Somewhere north of Hanover

To: Dermot Ahern
Minister of Justice
Somewhere in Dublin
Somewhere West of Wales

Dear Mr Ahern,

I’m a believer, and I appreciate, welcome and acclaim your refurbished anti-blasphemy law. But just to make sure, I would like to ask you if the anti-blasphemy law includes the protection of all religions as equal.

If so, I will soon become a new citizen of your beautiful island. Me and my big tin god, that is, which is Baal, aka Ba‘al Zebûb. I suppose you’ve heard about Baal in the past.

But before I’m establishing my most satanic cult somehwere in Dublin, or in Cork, if need be, I want to make sure that my, my most satanic idol’s, and my congregations’s religious feelings will be 100 per cent protected from blasphemous remarks of cynical or Baal-infidel people.
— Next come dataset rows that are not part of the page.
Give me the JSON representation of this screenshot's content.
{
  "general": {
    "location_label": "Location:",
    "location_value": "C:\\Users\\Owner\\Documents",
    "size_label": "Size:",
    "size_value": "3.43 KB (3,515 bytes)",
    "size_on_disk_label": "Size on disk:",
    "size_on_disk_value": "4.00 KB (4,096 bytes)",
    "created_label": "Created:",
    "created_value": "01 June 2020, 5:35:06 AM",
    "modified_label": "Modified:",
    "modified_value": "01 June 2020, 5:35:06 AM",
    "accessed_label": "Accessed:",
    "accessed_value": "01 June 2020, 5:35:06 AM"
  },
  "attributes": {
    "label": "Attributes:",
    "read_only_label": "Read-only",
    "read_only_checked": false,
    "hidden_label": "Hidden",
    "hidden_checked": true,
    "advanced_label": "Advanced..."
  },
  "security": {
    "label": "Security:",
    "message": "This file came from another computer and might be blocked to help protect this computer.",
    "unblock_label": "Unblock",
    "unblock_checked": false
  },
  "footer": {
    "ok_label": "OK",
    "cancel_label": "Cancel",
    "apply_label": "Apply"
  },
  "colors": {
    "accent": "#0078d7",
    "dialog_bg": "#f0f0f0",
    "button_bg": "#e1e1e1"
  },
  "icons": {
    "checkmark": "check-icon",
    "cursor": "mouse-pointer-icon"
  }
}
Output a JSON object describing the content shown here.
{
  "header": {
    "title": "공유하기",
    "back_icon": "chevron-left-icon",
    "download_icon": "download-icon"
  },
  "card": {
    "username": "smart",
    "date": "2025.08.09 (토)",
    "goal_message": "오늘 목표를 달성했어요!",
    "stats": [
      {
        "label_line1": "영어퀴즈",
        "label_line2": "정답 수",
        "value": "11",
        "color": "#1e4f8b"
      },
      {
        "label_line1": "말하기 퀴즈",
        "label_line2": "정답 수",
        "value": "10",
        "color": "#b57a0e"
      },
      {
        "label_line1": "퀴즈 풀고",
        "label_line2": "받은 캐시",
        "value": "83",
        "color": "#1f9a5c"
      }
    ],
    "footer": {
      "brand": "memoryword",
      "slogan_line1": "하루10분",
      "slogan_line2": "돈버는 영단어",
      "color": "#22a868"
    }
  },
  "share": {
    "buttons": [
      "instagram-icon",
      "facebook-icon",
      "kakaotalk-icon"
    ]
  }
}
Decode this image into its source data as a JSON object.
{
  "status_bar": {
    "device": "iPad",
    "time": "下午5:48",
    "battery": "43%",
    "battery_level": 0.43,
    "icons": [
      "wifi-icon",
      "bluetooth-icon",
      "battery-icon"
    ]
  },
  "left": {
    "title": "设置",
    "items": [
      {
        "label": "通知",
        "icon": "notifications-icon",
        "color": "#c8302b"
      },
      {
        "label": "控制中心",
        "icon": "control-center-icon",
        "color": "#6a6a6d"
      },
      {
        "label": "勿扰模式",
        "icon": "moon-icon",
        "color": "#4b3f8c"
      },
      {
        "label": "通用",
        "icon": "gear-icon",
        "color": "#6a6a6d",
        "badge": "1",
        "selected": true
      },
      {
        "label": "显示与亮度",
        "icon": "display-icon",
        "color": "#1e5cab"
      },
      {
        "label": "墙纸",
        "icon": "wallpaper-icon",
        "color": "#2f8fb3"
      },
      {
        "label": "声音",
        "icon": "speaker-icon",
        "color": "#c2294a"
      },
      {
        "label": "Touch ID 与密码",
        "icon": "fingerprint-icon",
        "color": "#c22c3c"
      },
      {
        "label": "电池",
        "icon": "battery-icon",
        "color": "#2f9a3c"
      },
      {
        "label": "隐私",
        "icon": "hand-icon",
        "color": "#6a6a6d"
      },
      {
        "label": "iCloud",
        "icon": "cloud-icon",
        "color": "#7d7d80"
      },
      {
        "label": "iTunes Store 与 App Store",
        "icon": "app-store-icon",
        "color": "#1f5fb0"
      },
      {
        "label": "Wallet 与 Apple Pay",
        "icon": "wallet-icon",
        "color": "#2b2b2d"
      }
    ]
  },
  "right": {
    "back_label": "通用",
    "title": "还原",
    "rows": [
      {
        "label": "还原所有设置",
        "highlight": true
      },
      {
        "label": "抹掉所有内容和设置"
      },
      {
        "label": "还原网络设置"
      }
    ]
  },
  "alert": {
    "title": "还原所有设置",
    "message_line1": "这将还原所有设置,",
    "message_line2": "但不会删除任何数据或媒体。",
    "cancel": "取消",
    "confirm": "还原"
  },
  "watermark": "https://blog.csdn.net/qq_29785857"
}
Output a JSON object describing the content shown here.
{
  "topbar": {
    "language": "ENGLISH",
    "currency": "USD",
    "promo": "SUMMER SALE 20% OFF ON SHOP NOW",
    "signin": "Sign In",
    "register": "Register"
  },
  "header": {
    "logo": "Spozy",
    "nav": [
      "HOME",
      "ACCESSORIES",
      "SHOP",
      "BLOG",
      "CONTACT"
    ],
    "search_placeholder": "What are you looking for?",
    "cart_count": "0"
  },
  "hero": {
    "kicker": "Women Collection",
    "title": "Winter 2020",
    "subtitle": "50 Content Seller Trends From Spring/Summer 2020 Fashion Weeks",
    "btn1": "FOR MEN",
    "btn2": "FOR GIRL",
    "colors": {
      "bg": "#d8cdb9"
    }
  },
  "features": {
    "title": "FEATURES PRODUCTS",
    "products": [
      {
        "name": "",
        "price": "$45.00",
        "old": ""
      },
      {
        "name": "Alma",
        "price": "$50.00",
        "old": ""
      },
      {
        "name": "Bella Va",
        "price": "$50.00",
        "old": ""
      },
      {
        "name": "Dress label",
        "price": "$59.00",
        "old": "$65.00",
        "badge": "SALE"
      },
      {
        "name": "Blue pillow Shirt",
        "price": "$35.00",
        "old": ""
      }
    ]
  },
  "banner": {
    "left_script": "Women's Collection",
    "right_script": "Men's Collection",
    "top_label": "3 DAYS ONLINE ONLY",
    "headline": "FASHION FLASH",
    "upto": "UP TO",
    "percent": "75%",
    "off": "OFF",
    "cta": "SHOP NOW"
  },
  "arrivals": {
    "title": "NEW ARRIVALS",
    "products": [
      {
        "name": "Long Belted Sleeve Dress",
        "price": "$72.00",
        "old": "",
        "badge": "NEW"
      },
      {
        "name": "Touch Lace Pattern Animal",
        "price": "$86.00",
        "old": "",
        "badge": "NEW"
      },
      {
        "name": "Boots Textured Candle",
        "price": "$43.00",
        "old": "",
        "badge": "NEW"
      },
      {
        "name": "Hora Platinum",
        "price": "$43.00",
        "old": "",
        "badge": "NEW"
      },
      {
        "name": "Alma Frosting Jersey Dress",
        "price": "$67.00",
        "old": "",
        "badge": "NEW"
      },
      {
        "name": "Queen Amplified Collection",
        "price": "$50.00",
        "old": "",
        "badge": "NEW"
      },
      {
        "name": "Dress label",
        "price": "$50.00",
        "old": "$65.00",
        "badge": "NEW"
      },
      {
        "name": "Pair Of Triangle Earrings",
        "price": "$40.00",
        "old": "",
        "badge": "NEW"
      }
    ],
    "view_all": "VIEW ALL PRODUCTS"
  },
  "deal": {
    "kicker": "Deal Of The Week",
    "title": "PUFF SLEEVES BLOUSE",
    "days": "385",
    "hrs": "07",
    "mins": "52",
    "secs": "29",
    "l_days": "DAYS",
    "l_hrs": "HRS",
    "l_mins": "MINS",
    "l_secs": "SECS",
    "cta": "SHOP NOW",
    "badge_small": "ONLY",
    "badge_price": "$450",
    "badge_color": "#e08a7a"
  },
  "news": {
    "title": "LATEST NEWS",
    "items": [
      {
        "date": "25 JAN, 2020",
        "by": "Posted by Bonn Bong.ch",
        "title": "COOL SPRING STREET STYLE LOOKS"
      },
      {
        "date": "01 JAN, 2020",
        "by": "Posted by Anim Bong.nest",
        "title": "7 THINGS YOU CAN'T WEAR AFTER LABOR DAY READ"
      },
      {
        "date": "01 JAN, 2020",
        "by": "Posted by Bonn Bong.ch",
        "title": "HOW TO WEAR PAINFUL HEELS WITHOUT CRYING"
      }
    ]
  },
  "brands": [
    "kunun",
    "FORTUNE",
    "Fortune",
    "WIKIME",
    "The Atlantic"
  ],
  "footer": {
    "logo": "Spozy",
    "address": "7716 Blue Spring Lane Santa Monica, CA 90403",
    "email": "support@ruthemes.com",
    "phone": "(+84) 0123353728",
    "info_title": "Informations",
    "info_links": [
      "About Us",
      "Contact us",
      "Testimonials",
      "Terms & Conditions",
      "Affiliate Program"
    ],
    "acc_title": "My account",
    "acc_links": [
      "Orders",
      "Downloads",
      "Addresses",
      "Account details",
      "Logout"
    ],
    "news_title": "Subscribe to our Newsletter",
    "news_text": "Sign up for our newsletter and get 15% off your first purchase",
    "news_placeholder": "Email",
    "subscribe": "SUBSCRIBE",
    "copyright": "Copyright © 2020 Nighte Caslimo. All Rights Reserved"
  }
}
Please drop me a line.

Many tanks

Tai De

Written by taide

January 3, 2010 at 8:11 am